If you get tired of playing the story mode you can also opt to play the Free Mode, in which you can play any unlocked level with any set of unlocked characters at a variety of skill levels. There is also a Dream Mode, which is now a standalone feature rather than being tagged onto the main story mode. In Dream Mode there are twenty-eight separate stages and each one has a special scenario, objective and set of characters that you must use to complete it.
The Story, Free and Dream modes are all available to play in both single player and co-operative (not via Xbox Live) but be aware that adding another player will split the screen so it’s harder to see things and also present a greater opportunity for graphical slowdown. That’s right, one of the most pertinent negative factors that struck the previous Orochi title was graphical slowdown when large volumes of enemies were on or near the screen, and it’s present again in this iteration.
Now I’m not a games developer, nor do I get the opportunity to playtest and give feedback on things like this, but I’m sure that I’m not the only person who thinks this is unreasonable. Perhaps it was of an acceptable level to the developers, but I hated it and it really worsened the game experience. The severity of the slowdown does vary from level to level, but is present throughout the game. I challenge anyone to play “The battle of Chi Bi” without wanting to pull your hair out.
(NOTE – Between writing and publishing this review a patch has been made available on Xbox Live to fix the slowdown issues. I can report that it does improve the problem, but doesn’t eliminate it entirely.)
Kill enough enemies and you get nice compliments from allies
As well as the co-operative option in the main game modes there are a few small two player versus modes that allow you and a friend to go head to head against four different challenges. Tag Team sees you both fighting to the death against each other with your team of three warriors. Elimination is the same but with just one character. In Tower you have to try to knock your opponent to the ground below and finally in Steeple Chase you get to compete in a horse race.
Whilst they serve as good distractions they don’t add a lot of value to the core game element, if you want a proper fighting game you should opt for something like Soul Calibur IV. I think that rather than introducing these features Omega Force could have better spent the development time incorporating some of the advancements that were made in their most recent title – Dynasty Warriors 6 – most importantly the Renbu unlimited combo system, and also the graphical improvements.
It’s for these reasons that I am disappointed with the game, as it really feels like more of an expansion to the original than a sequel, Warriors Orochi 1.5 if you will. Although I’m a seasoned Warriors fan, and appreciate the massive range of playable characters and levels, I really think so much more could have been achieved here if a little more time had been spent on ironing out the flaws of the previous title and incorporating the advancements I mention above.
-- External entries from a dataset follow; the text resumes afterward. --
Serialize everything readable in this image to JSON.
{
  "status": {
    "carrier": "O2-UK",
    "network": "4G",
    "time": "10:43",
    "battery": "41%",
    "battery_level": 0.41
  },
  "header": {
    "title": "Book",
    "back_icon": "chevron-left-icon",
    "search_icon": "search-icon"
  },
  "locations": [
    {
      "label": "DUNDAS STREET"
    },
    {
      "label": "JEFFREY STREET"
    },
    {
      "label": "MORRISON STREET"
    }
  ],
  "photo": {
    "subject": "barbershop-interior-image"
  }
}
This is really only a must-have purchase for the most forgiving die hard fans. If you’re not one of those but you’re looking to get a game like this you could certainly fare better with some of Koei’s other titles, for example Dynasty Warriors 6 and the medieval battle game Bladestorm.
Warriors Orochi 2 scores two and a half ninja stars out of five